WHAT NEEDS TO BE DONE: The full listing should be written out verbatim, and its images should be dropped.

------

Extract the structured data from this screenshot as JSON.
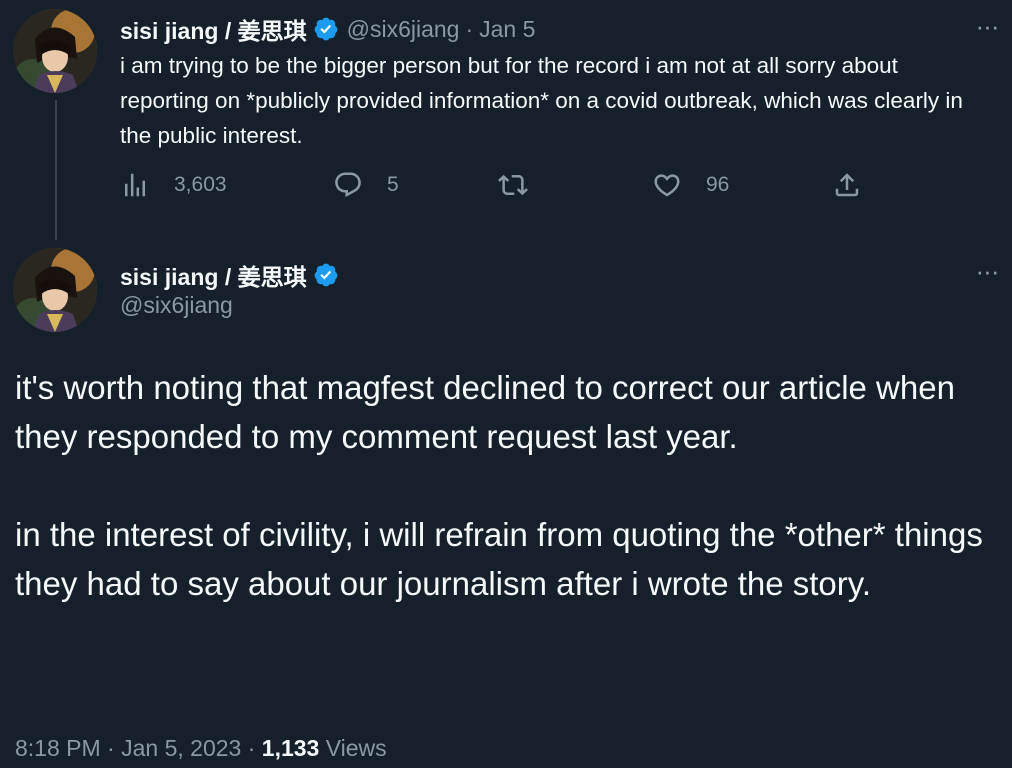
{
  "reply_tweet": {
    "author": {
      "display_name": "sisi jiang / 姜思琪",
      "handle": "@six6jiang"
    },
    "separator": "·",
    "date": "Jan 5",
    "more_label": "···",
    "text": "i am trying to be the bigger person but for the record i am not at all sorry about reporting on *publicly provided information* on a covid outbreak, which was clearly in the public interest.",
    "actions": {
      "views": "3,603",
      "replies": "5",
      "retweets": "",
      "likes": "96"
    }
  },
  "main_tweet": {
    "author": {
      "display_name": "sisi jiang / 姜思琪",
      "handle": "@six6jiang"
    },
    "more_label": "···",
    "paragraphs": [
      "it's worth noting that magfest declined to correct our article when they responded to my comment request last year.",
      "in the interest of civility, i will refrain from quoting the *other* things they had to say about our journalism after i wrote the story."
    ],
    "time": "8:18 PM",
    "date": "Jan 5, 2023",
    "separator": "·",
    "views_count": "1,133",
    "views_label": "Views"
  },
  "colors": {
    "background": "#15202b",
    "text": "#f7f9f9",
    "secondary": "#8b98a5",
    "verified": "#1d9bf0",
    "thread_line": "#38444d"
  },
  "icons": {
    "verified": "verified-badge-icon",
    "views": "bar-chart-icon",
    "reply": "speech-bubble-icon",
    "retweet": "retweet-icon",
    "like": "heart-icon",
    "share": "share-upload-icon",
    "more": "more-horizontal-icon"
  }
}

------

RESULT BELOW:
Extract the structured data from this screenshot as JSON.
{
  "reply_tweet": {
    "author": {
      "display_name": "sisi jiang / 姜思琪",
      "handle": "@six6jiang"
    },
    "separator": "·",
    "date": "Jan 5",
    "more_label": "···",
    "text": "i am trying to be the bigger person but for the record i am not at all sorry about reporting on *publicly provided information* on a covid outbreak, which was clearly in the public interest.",
    "actions": {
      "views": "3,603",
      "replies": "5",
      "retweets": "",
      "likes": "96"
    }
  },
  "main_tweet": {
    "author": {
      "display_name": "sisi jiang / 姜思琪",
      "handle": "@six6jiang"
    },
    "more_label": "···",
    "paragraphs": [
      "it's worth noting that magfest declined to correct our article when they responded to my comment request last year.",
      "in the interest of civility, i will refrain from quoting the *other* things they had to say about our journalism after i wrote the story."
    ],
    "time": "8:18 PM",
    "date": "Jan 5, 2023",
    "separator": "·",
    "views_count": "1,133",
    "views_label": "Views"
  },
  "colors": {
    "background": "#15202b",
    "text": "#f7f9f9",
    "secondary": "#8b98a5",
    "verified": "#1d9bf0",
    "thread_line": "#38444d"
  },
  "icons": {
    "verified": "verified-badge-icon",
    "views": "bar-chart-icon",
    "reply": "speech-bubble-icon",
    "retweet": "retweet-icon",
    "like": "heart-icon",
    "share": "share-upload-icon",
    "more": "more-horizontal-icon"
  }
}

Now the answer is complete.